» **WHAT YOU HAVE TO DO**: Please return every line of the records below that holds the word "content".
INPUT DATA: Begin
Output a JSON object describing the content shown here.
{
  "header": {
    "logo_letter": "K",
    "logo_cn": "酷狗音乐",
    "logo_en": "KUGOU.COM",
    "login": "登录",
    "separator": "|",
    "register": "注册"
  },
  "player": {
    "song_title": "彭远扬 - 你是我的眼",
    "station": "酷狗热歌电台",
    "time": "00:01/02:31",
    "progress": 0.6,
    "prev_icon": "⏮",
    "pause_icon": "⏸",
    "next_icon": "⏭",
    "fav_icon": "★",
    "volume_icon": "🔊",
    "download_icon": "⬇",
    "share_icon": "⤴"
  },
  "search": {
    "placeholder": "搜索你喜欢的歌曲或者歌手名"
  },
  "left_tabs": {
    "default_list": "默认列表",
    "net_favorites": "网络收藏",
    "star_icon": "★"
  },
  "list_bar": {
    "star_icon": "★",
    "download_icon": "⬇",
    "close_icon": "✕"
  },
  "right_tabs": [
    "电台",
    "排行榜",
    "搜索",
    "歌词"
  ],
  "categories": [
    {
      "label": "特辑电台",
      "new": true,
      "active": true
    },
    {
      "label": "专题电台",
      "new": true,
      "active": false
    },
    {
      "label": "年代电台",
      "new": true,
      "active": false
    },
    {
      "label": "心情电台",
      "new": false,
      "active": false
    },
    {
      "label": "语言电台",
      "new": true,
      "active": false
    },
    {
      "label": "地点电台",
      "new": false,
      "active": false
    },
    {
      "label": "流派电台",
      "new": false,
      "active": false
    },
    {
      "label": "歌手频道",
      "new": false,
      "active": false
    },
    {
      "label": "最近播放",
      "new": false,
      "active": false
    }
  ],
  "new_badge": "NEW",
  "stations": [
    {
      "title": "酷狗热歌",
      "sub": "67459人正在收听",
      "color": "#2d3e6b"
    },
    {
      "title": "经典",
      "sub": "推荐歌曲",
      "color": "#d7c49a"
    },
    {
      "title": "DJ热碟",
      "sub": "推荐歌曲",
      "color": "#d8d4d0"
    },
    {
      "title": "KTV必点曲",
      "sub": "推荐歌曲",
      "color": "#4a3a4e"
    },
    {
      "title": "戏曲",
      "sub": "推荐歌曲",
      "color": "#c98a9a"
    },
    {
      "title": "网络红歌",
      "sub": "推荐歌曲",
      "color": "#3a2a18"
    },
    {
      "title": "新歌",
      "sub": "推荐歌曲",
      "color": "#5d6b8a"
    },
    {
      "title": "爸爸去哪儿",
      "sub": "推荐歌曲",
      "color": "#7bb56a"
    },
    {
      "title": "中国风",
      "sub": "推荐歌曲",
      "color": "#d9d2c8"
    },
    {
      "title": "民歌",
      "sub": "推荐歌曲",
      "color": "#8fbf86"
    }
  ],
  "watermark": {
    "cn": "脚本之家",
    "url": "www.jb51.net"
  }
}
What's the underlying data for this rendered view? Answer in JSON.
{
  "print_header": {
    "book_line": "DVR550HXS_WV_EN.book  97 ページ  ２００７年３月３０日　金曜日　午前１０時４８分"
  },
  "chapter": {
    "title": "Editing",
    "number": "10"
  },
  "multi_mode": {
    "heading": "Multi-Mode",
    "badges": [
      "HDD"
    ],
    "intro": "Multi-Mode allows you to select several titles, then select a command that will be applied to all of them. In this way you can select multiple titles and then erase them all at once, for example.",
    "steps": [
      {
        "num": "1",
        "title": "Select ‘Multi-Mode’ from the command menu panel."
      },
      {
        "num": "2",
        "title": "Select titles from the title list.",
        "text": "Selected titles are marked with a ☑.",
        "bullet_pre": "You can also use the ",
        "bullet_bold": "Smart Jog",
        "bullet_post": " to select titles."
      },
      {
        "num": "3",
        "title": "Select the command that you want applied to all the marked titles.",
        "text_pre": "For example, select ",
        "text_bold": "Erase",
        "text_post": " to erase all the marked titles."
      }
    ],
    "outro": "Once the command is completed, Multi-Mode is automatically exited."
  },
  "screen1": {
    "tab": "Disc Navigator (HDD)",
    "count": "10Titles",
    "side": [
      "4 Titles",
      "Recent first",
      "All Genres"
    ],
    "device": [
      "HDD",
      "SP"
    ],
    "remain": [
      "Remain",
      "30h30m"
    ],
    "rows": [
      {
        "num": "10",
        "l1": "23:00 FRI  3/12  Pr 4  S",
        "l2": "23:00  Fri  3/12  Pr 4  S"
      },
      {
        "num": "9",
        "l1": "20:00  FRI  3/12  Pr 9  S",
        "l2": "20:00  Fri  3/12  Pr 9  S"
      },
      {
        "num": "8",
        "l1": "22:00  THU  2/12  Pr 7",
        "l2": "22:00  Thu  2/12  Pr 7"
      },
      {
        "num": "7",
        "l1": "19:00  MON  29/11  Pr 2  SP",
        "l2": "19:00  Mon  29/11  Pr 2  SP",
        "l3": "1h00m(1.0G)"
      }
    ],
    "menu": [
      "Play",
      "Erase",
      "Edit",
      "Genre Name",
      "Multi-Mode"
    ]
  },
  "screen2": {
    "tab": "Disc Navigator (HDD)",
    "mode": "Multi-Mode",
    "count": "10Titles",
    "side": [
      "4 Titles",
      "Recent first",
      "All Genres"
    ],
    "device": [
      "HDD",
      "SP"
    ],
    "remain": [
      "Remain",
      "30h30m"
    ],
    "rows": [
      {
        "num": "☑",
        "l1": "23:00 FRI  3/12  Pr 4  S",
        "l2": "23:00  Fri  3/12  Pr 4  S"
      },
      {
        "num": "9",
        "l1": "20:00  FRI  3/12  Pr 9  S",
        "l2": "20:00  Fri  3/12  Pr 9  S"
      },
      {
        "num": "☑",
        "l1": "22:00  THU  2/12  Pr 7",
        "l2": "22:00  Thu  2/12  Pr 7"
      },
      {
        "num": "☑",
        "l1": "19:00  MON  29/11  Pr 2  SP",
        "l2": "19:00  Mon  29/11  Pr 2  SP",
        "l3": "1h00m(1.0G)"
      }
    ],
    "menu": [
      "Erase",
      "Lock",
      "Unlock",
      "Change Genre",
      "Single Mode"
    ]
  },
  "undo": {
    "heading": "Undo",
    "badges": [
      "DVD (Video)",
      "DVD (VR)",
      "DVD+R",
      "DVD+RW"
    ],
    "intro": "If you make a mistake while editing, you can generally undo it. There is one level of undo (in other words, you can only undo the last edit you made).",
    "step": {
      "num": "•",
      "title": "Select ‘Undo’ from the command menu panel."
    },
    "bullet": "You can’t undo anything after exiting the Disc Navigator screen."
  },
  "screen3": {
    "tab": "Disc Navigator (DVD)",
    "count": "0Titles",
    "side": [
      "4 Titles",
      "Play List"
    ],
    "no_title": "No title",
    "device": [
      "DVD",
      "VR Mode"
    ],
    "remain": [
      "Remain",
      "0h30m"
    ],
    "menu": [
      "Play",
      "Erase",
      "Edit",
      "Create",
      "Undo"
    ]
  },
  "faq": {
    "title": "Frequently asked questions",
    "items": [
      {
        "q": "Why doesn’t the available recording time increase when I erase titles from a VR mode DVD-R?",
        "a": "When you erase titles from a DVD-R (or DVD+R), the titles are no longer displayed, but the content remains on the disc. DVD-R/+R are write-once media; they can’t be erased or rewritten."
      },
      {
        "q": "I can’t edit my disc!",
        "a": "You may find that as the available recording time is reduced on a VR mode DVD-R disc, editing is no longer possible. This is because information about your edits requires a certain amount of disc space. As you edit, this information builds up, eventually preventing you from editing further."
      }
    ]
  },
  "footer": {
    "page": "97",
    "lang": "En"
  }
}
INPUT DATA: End
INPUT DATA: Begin
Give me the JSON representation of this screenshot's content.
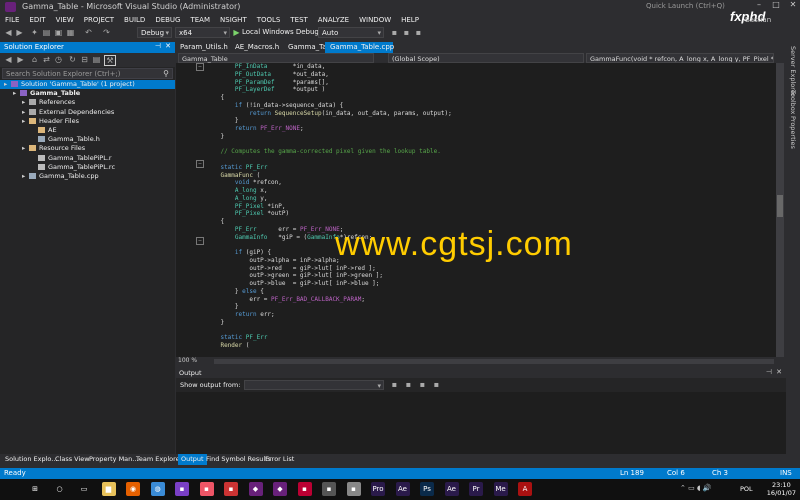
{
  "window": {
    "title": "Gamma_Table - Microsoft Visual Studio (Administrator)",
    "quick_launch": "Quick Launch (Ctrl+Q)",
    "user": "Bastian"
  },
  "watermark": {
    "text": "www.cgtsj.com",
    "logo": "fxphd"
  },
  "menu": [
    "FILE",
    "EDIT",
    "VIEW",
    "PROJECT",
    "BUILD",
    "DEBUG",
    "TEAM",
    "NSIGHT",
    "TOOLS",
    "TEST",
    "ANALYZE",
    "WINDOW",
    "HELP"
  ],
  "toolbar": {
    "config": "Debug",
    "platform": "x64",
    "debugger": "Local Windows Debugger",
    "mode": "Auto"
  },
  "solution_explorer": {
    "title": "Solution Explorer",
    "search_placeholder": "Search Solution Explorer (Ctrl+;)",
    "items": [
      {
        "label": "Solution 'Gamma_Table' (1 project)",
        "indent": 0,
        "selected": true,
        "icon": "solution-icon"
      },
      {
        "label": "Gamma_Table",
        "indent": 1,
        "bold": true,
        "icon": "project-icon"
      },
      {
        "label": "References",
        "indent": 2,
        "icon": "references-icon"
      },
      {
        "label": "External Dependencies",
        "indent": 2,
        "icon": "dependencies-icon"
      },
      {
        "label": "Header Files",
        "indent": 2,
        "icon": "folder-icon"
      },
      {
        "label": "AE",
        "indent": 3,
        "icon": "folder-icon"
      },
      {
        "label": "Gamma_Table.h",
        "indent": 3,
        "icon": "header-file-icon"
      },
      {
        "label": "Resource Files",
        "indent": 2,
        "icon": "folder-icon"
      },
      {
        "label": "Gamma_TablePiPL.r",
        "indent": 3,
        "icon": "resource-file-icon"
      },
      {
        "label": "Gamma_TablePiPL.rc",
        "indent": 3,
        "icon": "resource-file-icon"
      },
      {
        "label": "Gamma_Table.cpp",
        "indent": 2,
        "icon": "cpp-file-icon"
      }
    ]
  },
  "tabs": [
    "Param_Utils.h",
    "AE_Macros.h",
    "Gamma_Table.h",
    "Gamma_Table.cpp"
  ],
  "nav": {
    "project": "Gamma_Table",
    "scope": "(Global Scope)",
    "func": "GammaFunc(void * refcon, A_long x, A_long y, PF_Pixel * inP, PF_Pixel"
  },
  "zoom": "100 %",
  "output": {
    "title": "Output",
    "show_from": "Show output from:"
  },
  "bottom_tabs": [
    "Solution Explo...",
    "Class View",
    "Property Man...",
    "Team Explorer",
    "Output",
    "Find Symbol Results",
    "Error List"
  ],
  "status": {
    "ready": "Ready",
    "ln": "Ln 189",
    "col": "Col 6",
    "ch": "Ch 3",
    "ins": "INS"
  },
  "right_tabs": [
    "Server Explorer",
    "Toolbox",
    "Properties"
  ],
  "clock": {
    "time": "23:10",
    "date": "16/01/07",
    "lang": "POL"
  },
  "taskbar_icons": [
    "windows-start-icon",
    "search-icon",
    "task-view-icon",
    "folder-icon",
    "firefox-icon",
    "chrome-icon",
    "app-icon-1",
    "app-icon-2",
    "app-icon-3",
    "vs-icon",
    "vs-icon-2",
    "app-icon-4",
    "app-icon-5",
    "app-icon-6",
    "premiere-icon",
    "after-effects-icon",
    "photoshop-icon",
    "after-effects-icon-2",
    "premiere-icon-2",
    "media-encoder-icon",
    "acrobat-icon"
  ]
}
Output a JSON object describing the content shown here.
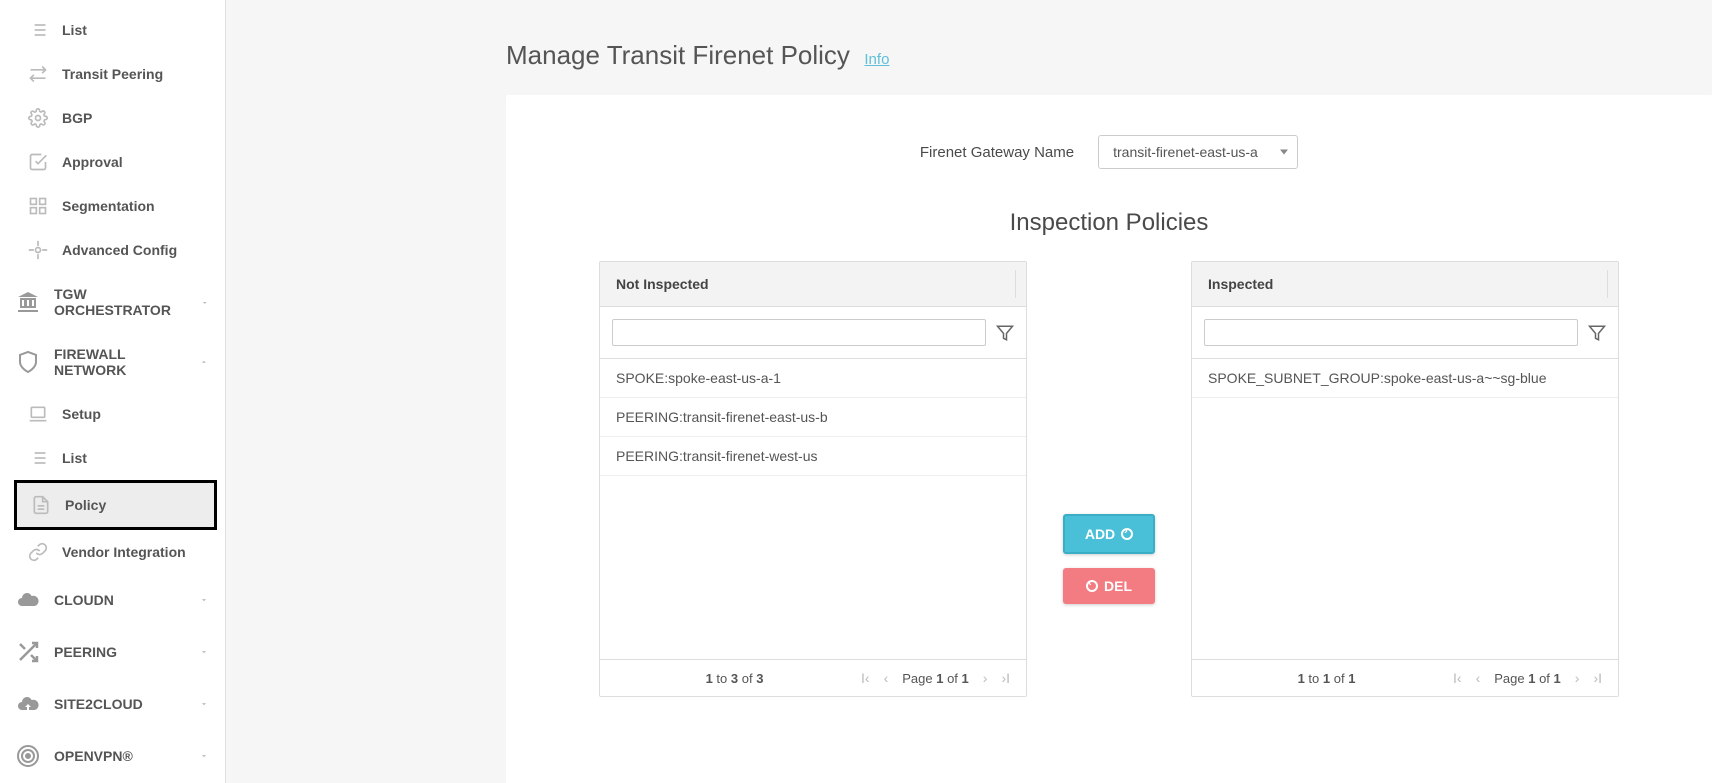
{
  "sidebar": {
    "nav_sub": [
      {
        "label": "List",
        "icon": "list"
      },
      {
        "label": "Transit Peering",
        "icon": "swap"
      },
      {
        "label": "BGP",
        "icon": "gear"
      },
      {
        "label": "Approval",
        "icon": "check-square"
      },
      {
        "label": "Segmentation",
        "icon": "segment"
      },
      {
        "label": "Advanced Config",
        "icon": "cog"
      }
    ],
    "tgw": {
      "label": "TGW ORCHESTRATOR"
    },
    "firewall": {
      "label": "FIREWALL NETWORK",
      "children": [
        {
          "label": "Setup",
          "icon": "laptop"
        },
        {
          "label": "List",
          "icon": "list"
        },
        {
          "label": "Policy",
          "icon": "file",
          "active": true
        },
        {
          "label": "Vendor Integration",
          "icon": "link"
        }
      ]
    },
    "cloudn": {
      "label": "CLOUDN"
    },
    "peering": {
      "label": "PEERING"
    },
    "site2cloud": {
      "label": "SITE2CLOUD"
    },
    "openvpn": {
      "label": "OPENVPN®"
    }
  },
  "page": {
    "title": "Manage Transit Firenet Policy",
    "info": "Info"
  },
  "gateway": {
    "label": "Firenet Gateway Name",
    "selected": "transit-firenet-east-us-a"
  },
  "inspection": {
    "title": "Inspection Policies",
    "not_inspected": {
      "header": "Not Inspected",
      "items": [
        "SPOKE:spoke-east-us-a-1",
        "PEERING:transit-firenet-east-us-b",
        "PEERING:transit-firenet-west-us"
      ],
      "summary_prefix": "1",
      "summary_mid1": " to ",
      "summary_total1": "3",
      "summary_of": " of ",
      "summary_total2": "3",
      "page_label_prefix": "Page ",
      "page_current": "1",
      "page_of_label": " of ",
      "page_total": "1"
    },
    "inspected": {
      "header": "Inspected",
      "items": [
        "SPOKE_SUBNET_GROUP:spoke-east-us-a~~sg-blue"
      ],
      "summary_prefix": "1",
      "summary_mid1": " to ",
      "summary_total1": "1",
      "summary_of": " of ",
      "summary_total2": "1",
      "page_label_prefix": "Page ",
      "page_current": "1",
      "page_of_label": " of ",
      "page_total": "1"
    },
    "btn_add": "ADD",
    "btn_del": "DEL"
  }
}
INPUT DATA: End
» **ANSWER TO THIS PROBLEM**:
Output a JSON object describing the content shown here.
        "a": "When you erase titles from a DVD-R (or DVD+R), the titles are no longer displayed, but the content remains on the disc. DVD-R/+R are write-once media; they can’t be erased or rewritten."
Give me the JSON representation of this screenshot's content.
Output a JSON object describing the content shown here.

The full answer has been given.